1. Types of Post-Delivery Bleeding:

  • Lochia Rubra: Occurs in the first few days after childbirth, characterized by bright red bleeding containing blood, mucus, and uterine tissue.
  • Lochia Serosa: Typically occurs from day 4 to 10 postpartum, with a lighter flow that transitions from red to pink or brown. It consists of a mix of blood, serous fluid, and white blood cells.
  • Lochia Alba: Occurs from around day 10 up to several weeks postpartum. It is a yellowish-white discharge containing less blood and more white blood cells.

2. Duration and Amount:

  • Duration: Postpartum bleeding can last for several weeks, with the intensity gradually decreasing.
  • Amount: Initially, the bleeding is more substantial and gradually becomes lighter over time.

3. Causes of Post-Delivery Bleeding:

  • Uterine Contractions: The uterus contracts to expel the placenta and reduce blood vessels' size, preventing excessive bleeding.
  • Shedding of Uterine Lining: The uterine lining, which thickened during pregnancy, is shed as part of the postpartum process.
  • Healing of the Placental Site: The site where the placenta was attached to the uterine wall undergoes healing and shedding.

4. Monitoring and Care:

  • Observation: Healthcare providers closely monitor postpartum bleeding during the initial hours and days after childbirth.
  • Maternal Vital Signs: Monitoring the mother's blood pressure, pulse, and overall well-being.
  • Uterine Massage: Gentle massage of the uterus may be performed to promote contractions and reduce bleeding.

5. Postpartum Hemorrhage:

  • Signs: Excessive bleeding, persistent heavy flow, or signs of shock (pale skin, rapid heart rate) may indicate postpartum hemorrhage, which requires immediate medical attention.
  • Causes: Postpartum hemorrhage may result from uterine atony (lack of uterine contractions), retained placental fragments, or trauma.
  • Treatment: Medical interventions, such as medications to stimulate uterine contractions or surgical procedures, may be necessary to address postpartum hemorrhage.

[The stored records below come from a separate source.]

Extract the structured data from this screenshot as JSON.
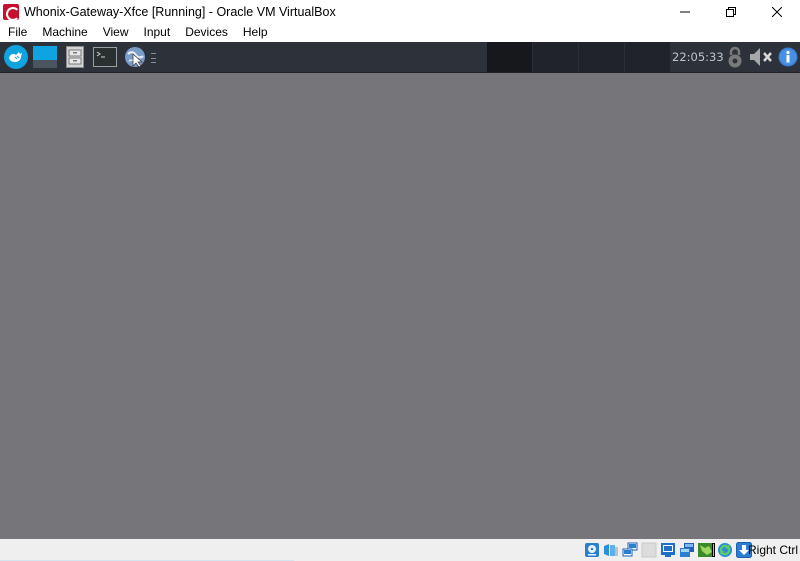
{
  "window": {
    "title": "Whonix-Gateway-Xfce [Running] - Oracle VM VirtualBox",
    "controls": {
      "minimize": "minimize-icon",
      "restore": "restore-icon",
      "close": "close-icon"
    }
  },
  "menubar": {
    "items": [
      {
        "label": "File"
      },
      {
        "label": "Machine"
      },
      {
        "label": "View"
      },
      {
        "label": "Input"
      },
      {
        "label": "Devices"
      },
      {
        "label": "Help"
      }
    ]
  },
  "vm_panel": {
    "launchers": [
      {
        "name": "whonix-menu",
        "icon": "whonix-logo-icon"
      },
      {
        "name": "show-desktop",
        "icon": "desktop-icon"
      },
      {
        "name": "file-manager",
        "icon": "file-cabinet-icon"
      },
      {
        "name": "terminal",
        "icon": "terminal-icon"
      },
      {
        "name": "web-browser",
        "icon": "globe-browser-icon"
      }
    ],
    "workspaces": [
      {
        "index": 1,
        "active": true
      },
      {
        "index": 2,
        "active": false
      },
      {
        "index": 3,
        "active": false
      },
      {
        "index": 4,
        "active": false
      }
    ],
    "clock": "22:05:33",
    "tray": [
      {
        "name": "lock",
        "icon": "lock-icon"
      },
      {
        "name": "volume-muted",
        "icon": "speaker-muted-icon"
      },
      {
        "name": "info",
        "icon": "info-icon"
      }
    ]
  },
  "colors": {
    "panel_bg": "#2d313a",
    "desktop_bg": "#76757a",
    "accent_blue": "#0fa3df",
    "statusbar_bg": "#efefef"
  },
  "statusbar": {
    "icons": [
      {
        "name": "hard-disk",
        "icon": "hard-disk-icon"
      },
      {
        "name": "optical-drive",
        "icon": "optical-drive-icon"
      },
      {
        "name": "network",
        "icon": "network-icon"
      },
      {
        "name": "usb",
        "icon": "usb-icon"
      },
      {
        "name": "shared-folders",
        "icon": "shared-folders-icon"
      },
      {
        "name": "display",
        "icon": "display-icon"
      },
      {
        "name": "video-capture",
        "icon": "video-capture-icon"
      },
      {
        "name": "mouse-integration",
        "icon": "mouse-integration-icon"
      },
      {
        "name": "keyboard-capture",
        "icon": "keyboard-capture-icon"
      }
    ],
    "host_key": "Right Ctrl"
  }
}
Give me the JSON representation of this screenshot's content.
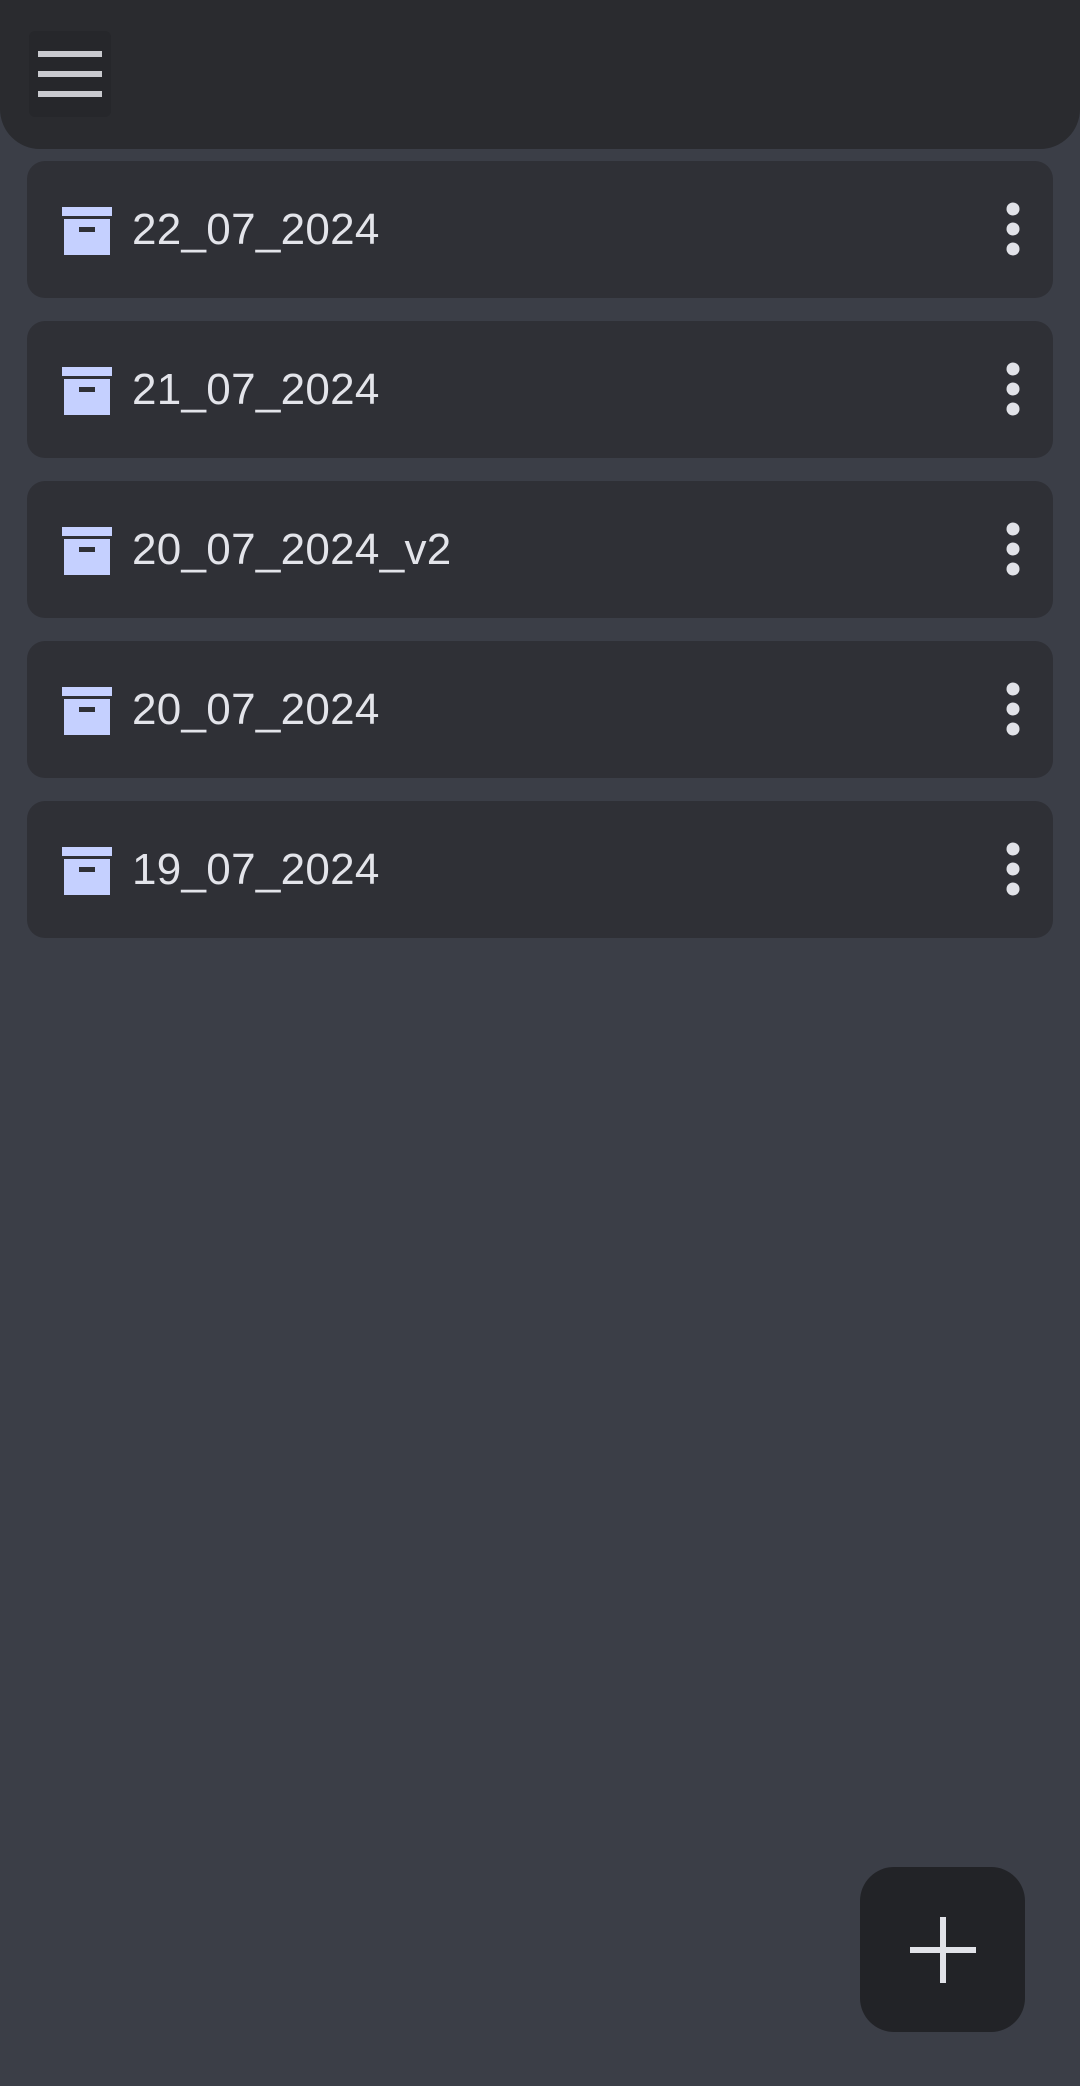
{
  "app_bar": {
    "menu_icon": "hamburger-menu-icon"
  },
  "folders": [
    {
      "label": "22_07_2024",
      "icon": "archive-box-icon",
      "more_icon": "more-vertical-icon"
    },
    {
      "label": "21_07_2024",
      "icon": "archive-box-icon",
      "more_icon": "more-vertical-icon"
    },
    {
      "label": "20_07_2024_v2",
      "icon": "archive-box-icon",
      "more_icon": "more-vertical-icon"
    },
    {
      "label": "20_07_2024",
      "icon": "archive-box-icon",
      "more_icon": "more-vertical-icon"
    },
    {
      "label": "19_07_2024",
      "icon": "archive-box-icon",
      "more_icon": "more-vertical-icon"
    }
  ],
  "fab": {
    "icon": "plus-icon"
  },
  "colors": {
    "background": "#3b3e47",
    "app_bar": "#2a2b2f",
    "card": "#2f3036",
    "icon_accent": "#c5d0ff",
    "text": "#e3e4ea",
    "fab": "#222327"
  }
}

6. Postpartum Recovery:

  • Rest and Hydration: Adequate rest and hydration support the body's recovery process.
  • Perineal Care: Proper perineal care and wound healing if there are any tears or episiotomy.
  • Follow-up Appointments: Postpartum check-ups with healthcare providers to monitor recovery and address any concerns.

7. Warning Signs:

  • Excessive Bleeding: If bleeding soaks more than one pad per hour or if there are large blood clots, immediate medical attention is needed.
  • Foul Odor: Foul-smelling discharge may indicate infection and requires prompt evaluation.
  • Fever: A persistent fever may be a sign of infection and should be reported to healthcare providers.


Post-delivery bleeding is a natural and expected part of the postpartum period. While it can be heavy initially, the gradual transition from lochia rubra to lochia alba is a sign of the body's healing process. Monitoring, proper care, and prompt attention to warning signs ensure a healthy postpartum recovery for both the birthing person and the newborn.